• [Directions]
Every record below is to be copied exactly, with its images omitted.

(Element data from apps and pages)
== Segment start ==

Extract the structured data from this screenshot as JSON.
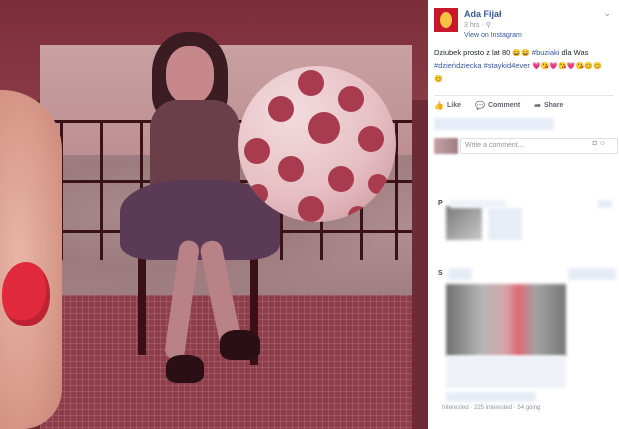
{
  "post": {
    "author": "Ada Fijał",
    "time": "3 hrs",
    "globe": "⚲",
    "view_on": "View on Instagram",
    "text_main": "Dziubek prosto z lat 80",
    "emoji_1": "😄😄",
    "hashtag_1": "#buziaki",
    "text_2": "dla Was",
    "hashtag_2": "#dzieńdziecka",
    "hashtag_3": "#staykid4ever",
    "emoji_2": "💗😘💗😘💗😘😊😊",
    "emoji_3": "😊"
  },
  "actions": {
    "like": "Like",
    "comment": "Comment",
    "share": "Share"
  },
  "comment_box": {
    "placeholder": "Write a comment..."
  },
  "sidebar": {
    "letter_p": "P",
    "letter_s": "S",
    "footer_text": "Interested · 225 interested · 54 going"
  },
  "colors": {
    "link": "#365899",
    "nail": "#e0293d",
    "ball_dots": "#a83b4d"
  }
}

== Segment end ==

• [Result of the task]
Extract the structured data from this screenshot as JSON.
{
  "post": {
    "author": "Ada Fijał",
    "time": "3 hrs",
    "globe": "⚲",
    "view_on": "View on Instagram",
    "text_main": "Dziubek prosto z lat 80",
    "emoji_1": "😄😄",
    "hashtag_1": "#buziaki",
    "text_2": "dla Was",
    "hashtag_2": "#dzieńdziecka",
    "hashtag_3": "#staykid4ever",
    "emoji_2": "💗😘💗😘💗😘😊😊",
    "emoji_3": "😊"
  },
  "actions": {
    "like": "Like",
    "comment": "Comment",
    "share": "Share"
  },
  "comment_box": {
    "placeholder": "Write a comment..."
  },
  "sidebar": {
    "letter_p": "P",
    "letter_s": "S",
    "footer_text": "Interested · 225 interested · 54 going"
  },
  "colors": {
    "link": "#365899",
    "nail": "#e0293d",
    "ball_dots": "#a83b4d"
  }
}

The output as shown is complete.